New York Times reporter Peter Baker also took exception to Sanders’s remarks and tweeted during the briefing that Comey never physically handed over any memos to the New York Times. However, Comey has confirmed that he did hand over at least one memo, and possibly more, to a Columbia law professor tasked with leaking the information.

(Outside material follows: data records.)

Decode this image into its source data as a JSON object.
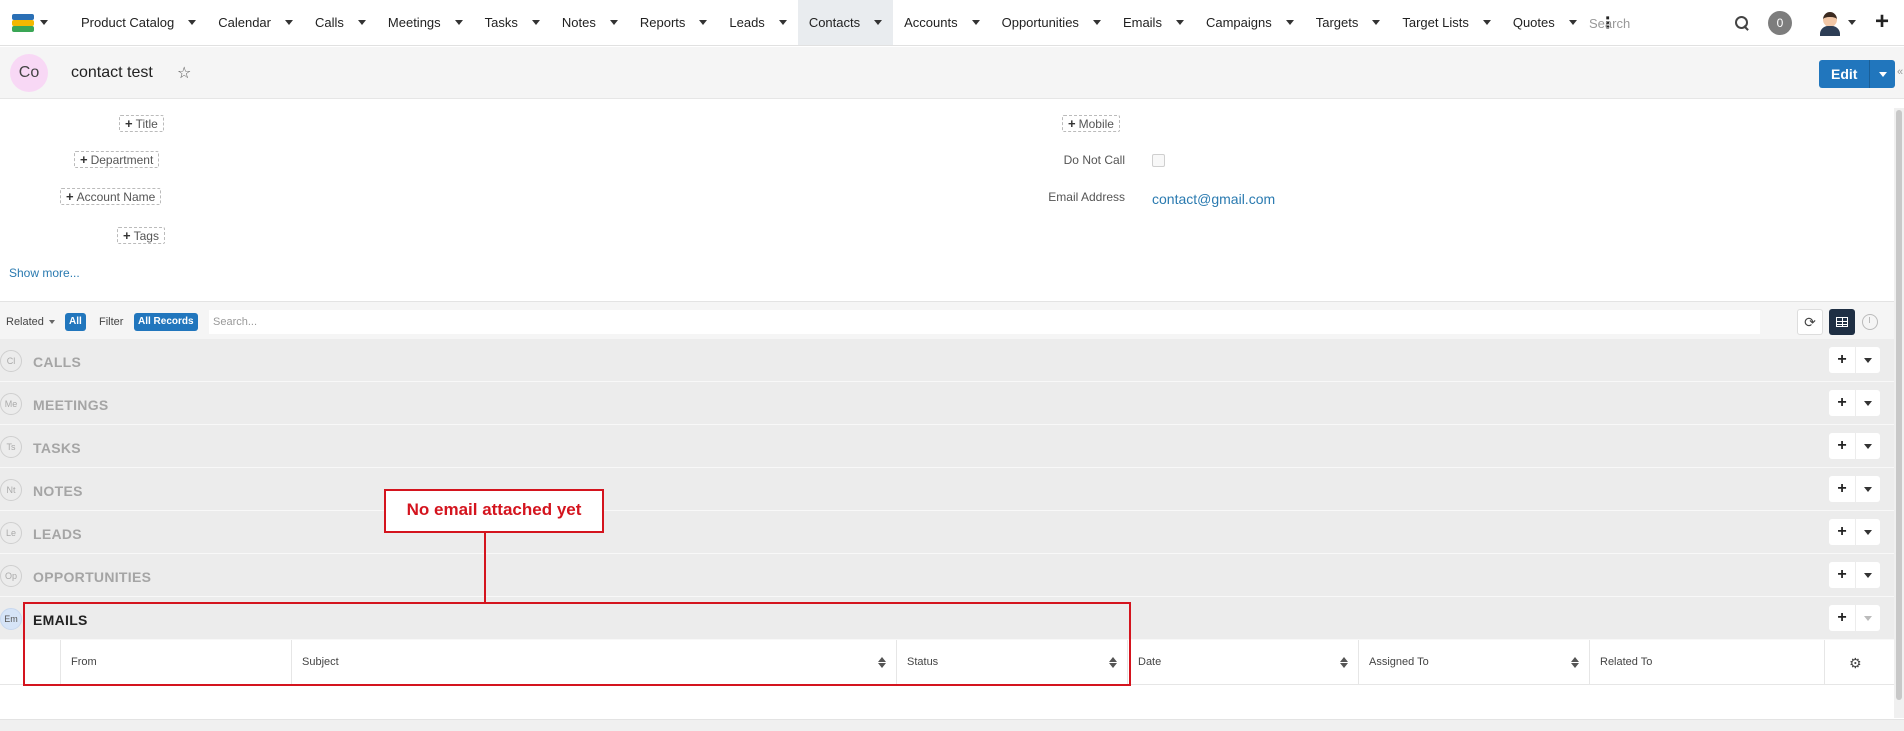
{
  "topnav": {
    "items": [
      {
        "label": "Product Catalog",
        "active": false
      },
      {
        "label": "Calendar",
        "active": false
      },
      {
        "label": "Calls",
        "active": false
      },
      {
        "label": "Meetings",
        "active": false
      },
      {
        "label": "Tasks",
        "active": false
      },
      {
        "label": "Notes",
        "active": false
      },
      {
        "label": "Reports",
        "active": false
      },
      {
        "label": "Leads",
        "active": false
      },
      {
        "label": "Contacts",
        "active": true
      },
      {
        "label": "Accounts",
        "active": false
      },
      {
        "label": "Opportunities",
        "active": false
      },
      {
        "label": "Emails",
        "active": false
      },
      {
        "label": "Campaigns",
        "active": false
      },
      {
        "label": "Targets",
        "active": false
      },
      {
        "label": "Target Lists",
        "active": false
      },
      {
        "label": "Quotes",
        "active": false
      }
    ],
    "search_placeholder": "Search",
    "notification_count": "0"
  },
  "record": {
    "avatar_initials": "Co",
    "name": "contact test",
    "edit_label": "Edit"
  },
  "fields": {
    "title_label": "Title",
    "department_label": "Department",
    "account_name_label": "Account Name",
    "tags_label": "Tags",
    "mobile_label": "Mobile",
    "do_not_call_label": "Do Not Call",
    "email_address_label": "Email Address",
    "email_address_value": "contact@gmail.com",
    "show_more": "Show more..."
  },
  "related_bar": {
    "related_label": "Related",
    "related_value": "All",
    "filter_label": "Filter",
    "filter_value": "All Records",
    "search_placeholder": "Search..."
  },
  "panels": [
    {
      "icon": "Cl",
      "title": "CALLS"
    },
    {
      "icon": "Me",
      "title": "MEETINGS"
    },
    {
      "icon": "Ts",
      "title": "TASKS"
    },
    {
      "icon": "Nt",
      "title": "NOTES"
    },
    {
      "icon": "Le",
      "title": "LEADS"
    },
    {
      "icon": "Op",
      "title": "OPPORTUNITIES"
    },
    {
      "icon": "Em",
      "title": "EMAILS"
    }
  ],
  "email_table": {
    "columns": [
      "From",
      "Subject",
      "Status",
      "Date",
      "Assigned To",
      "Related To"
    ]
  },
  "annotation": {
    "text": "No email attached yet",
    "color": "#d4141e"
  },
  "colors": {
    "accent": "#2176bd",
    "link": "#2a7ab0",
    "active_tab_bg": "#e9ecef"
  }
}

It is also still a violation to release FBI information whether by reading it aloud or handing over the document. (In fairness to Baker who is a widely respected journalist, he was objecting to the fact that Sanders indicated that the memo itself was leaked and was objecting on accuracy grounds).
This is precisely why all FBI agents sign an agreement against “unauthorized disclosure” of information and promise not to “reveal, by any means, any information or material from or related to FBI files or any other information acquired by virtue of my official employment to any unauthorized recipient without prior official written authorization by the FBI.” It adds that “all information acquired by me in connection with my official duties with the FBI and all official material to which I have access remain the property of the United States of America.” FBI employees are repeatedly warned that they can be charged under a variety of laws including those governing the removal or release of classified information as well as laws like the Privacy Act.
Some have questioned whether Sanders is correct that a criminal charge can be brought under the Privacy Act or whether it is common to do so. Indeed, violations of the Privacy Act can result in a criminal charge under Section III of the law. While it is true that such charges are rare (and in this case unlikely), this does not mean that the underlying conduct cannot be treated as criminal. Indeed, there has been little concern over the investigation of Trump figures like Paul Manafort or Michael Flynn for violations of laws like the Foreign Agents Registration Act, which is rarely actually prosecuted. Indeed, there have been only seven prosecutions under Foreign Agents Registration Act since 1966, when the law was revised. Since we do not know what is in the Comey memos, it is still unclear whether any of the information falls within the Privacy Act. For that reason, this is a possible but still unestablished violation.
Comey insisted that he wrote the memos as a type of shield, but he then used them as a sword once he was fired. None of this means that Comey’s actions warrant a criminal charge or that those actions exonerate others in the investigation, including President Trump. But at the end of the day, the White House is correct that Comey’s conduct can constitute violations of federal law and regulations.